▸ Problem to solve
Every record below must be returned exactly as it was received.

▸ Listed entries
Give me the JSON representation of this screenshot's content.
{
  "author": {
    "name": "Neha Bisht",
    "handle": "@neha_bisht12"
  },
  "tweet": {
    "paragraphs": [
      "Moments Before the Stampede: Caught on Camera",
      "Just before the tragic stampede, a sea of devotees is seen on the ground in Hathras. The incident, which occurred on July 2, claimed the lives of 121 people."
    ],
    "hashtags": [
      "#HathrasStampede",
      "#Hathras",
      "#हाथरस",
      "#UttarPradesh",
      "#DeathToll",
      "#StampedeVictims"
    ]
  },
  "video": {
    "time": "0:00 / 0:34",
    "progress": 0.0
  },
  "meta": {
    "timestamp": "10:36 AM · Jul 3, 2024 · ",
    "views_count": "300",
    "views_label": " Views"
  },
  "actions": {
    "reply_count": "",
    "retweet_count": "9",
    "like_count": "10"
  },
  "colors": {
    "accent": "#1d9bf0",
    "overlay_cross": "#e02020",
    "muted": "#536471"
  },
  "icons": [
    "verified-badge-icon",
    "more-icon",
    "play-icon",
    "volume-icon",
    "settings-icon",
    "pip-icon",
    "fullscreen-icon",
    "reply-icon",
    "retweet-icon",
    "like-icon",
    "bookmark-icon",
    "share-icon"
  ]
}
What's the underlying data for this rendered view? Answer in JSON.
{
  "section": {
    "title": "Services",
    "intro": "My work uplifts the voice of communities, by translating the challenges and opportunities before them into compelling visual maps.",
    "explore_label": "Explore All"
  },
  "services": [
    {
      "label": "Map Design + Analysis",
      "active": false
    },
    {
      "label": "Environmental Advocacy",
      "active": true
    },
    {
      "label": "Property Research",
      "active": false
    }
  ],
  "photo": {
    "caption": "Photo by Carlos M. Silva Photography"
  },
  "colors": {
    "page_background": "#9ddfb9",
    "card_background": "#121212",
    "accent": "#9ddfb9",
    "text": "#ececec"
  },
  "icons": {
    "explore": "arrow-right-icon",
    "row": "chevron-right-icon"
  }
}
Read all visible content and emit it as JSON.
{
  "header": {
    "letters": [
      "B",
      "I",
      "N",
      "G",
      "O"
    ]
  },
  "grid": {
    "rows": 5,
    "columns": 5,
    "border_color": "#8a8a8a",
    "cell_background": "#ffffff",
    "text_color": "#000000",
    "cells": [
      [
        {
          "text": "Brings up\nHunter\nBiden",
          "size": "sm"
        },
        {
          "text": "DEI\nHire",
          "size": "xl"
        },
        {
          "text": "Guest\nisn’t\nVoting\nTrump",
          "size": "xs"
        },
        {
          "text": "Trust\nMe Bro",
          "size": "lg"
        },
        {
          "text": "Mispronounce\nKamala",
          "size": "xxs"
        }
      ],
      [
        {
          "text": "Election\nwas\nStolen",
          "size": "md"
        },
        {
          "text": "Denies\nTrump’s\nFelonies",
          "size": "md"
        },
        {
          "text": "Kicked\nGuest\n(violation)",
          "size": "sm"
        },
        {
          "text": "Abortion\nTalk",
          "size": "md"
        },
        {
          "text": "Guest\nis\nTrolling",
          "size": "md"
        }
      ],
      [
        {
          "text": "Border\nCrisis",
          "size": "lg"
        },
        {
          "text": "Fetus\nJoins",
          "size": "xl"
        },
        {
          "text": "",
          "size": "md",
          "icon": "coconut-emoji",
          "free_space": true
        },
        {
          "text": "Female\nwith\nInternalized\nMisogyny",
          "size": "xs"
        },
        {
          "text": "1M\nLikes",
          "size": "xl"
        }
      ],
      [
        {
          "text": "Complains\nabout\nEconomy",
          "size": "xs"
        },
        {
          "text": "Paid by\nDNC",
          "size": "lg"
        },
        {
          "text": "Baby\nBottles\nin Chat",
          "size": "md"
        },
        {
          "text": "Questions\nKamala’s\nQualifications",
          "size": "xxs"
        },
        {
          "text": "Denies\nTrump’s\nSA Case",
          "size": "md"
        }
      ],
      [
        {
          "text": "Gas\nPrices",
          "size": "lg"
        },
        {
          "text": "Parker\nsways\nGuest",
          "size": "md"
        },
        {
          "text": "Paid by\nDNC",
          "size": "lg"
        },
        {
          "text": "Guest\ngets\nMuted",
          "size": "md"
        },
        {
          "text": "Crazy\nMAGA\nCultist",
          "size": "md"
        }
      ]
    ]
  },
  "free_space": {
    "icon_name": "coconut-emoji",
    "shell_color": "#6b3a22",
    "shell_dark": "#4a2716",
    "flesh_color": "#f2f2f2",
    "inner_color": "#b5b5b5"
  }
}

▸ Response to the task
Give me the JSON representation of this screenshot's content.
{
  "author": {
    "name": "Neha Bisht",
    "handle": "@neha_bisht12"
  },
  "tweet": {
    "paragraphs": [
      "Moments Before the Stampede: Caught on Camera",
      "Just before the tragic stampede, a sea of devotees is seen on the ground in Hathras. The incident, which occurred on July 2, claimed the lives of 121 people."
    ],
    "hashtags": [
      "#HathrasStampede",
      "#Hathras",
      "#हाथरस",
      "#UttarPradesh",
      "#DeathToll",
      "#StampedeVictims"
    ]
  },
  "video": {
    "time": "0:00 / 0:34",
    "progress": 0.0
  },
  "meta": {
    "timestamp": "10:36 AM · Jul 3, 2024 · ",
    "views_count": "300",
    "views_label": " Views"
  },
  "actions": {
    "reply_count": "",
    "retweet_count": "9",
    "like_count": "10"
  },
  "colors": {
    "accent": "#1d9bf0",
    "overlay_cross": "#e02020",
    "muted": "#536471"
  },
  "icons": [
    "verified-badge-icon",
    "more-icon",
    "play-icon",
    "volume-icon",
    "settings-icon",
    "pip-icon",
    "fullscreen-icon",
    "reply-icon",
    "retweet-icon",
    "like-icon",
    "bookmark-icon",
    "share-icon"
  ]
}
What's the underlying data for this rendered view? Answer in JSON.
{
  "section": {
    "title": "Services",
    "intro": "My work uplifts the voice of communities, by translating the challenges and opportunities before them into compelling visual maps.",
    "explore_label": "Explore All"
  },
  "services": [
    {
      "label": "Map Design + Analysis",
      "active": false
    },
    {
      "label": "Environmental Advocacy",
      "active": true
    },
    {
      "label": "Property Research",
      "active": false
    }
  ],
  "photo": {
    "caption": "Photo by Carlos M. Silva Photography"
  },
  "colors": {
    "page_background": "#9ddfb9",
    "card_background": "#121212",
    "accent": "#9ddfb9",
    "text": "#ececec"
  },
  "icons": {
    "explore": "arrow-right-icon",
    "row": "chevron-right-icon"
  }
}
Read all visible content and emit it as JSON.
{
  "header": {
    "letters": [
      "B",
      "I",
      "N",
      "G",
      "O"
    ]
  },
  "grid": {
    "rows": 5,
    "columns": 5,
    "border_color": "#8a8a8a",
    "cell_background": "#ffffff",
    "text_color": "#000000",
    "cells": [
      [
        {
          "text": "Brings up\nHunter\nBiden",
          "size": "sm"
        },
        {
          "text": "DEI\nHire",
          "size": "xl"
        },
        {
          "text": "Guest\nisn’t\nVoting\nTrump",
          "size": "xs"
        },
        {
          "text": "Trust\nMe Bro",
          "size": "lg"
        },
        {
          "text": "Mispronounce\nKamala",
          "size": "xxs"
        }
      ],
      [
        {
          "text": "Election\nwas\nStolen",
          "size": "md"
        },
        {
          "text": "Denies\nTrump’s\nFelonies",
          "size": "md"
        },
        {
          "text": "Kicked\nGuest\n(violation)",
          "size": "sm"
        },
        {
          "text": "Abortion\nTalk",
          "size": "md"
        },
        {
          "text": "Guest\nis\nTrolling",
          "size": "md"
        }
      ],
      [
        {
          "text": "Border\nCrisis",
          "size": "lg"
        },
        {
          "text": "Fetus\nJoins",
          "size": "xl"
        },
        {
          "text": "",
          "size": "md",
          "icon": "coconut-emoji",
          "free_space": true
        },
        {
          "text": "Female\nwith\nInternalized\nMisogyny",
          "size": "xs"
        },
        {
          "text": "1M\nLikes",
          "size": "xl"
        }
      ],
      [
        {
          "text": "Complains\nabout\nEconomy",
          "size": "xs"
        },
        {
          "text": "Paid by\nDNC",
          "size": "lg"
        },
        {
          "text": "Baby\nBottles\nin Chat",
          "size": "md"
        },
        {
          "text": "Questions\nKamala’s\nQualifications",
          "size": "xxs"
        },
        {
          "text": "Denies\nTrump’s\nSA Case",
          "size": "md"
        }
      ],
      [
        {
          "text": "Gas\nPrices",
          "size": "lg"
        },
        {
          "text": "Parker\nsways\nGuest",
          "size": "md"
        },
        {
          "text": "Paid by\nDNC",
          "size": "lg"
        },
        {
          "text": "Guest\ngets\nMuted",
          "size": "md"
        },
        {
          "text": "Crazy\nMAGA\nCultist",
          "size": "md"
        }
      ]
    ]
  },
  "free_space": {
    "icon_name": "coconut-emoji",
    "shell_color": "#6b3a22",
    "shell_dark": "#4a2716",
    "flesh_color": "#f2f2f2",
    "inner_color": "#b5b5b5"
  }
}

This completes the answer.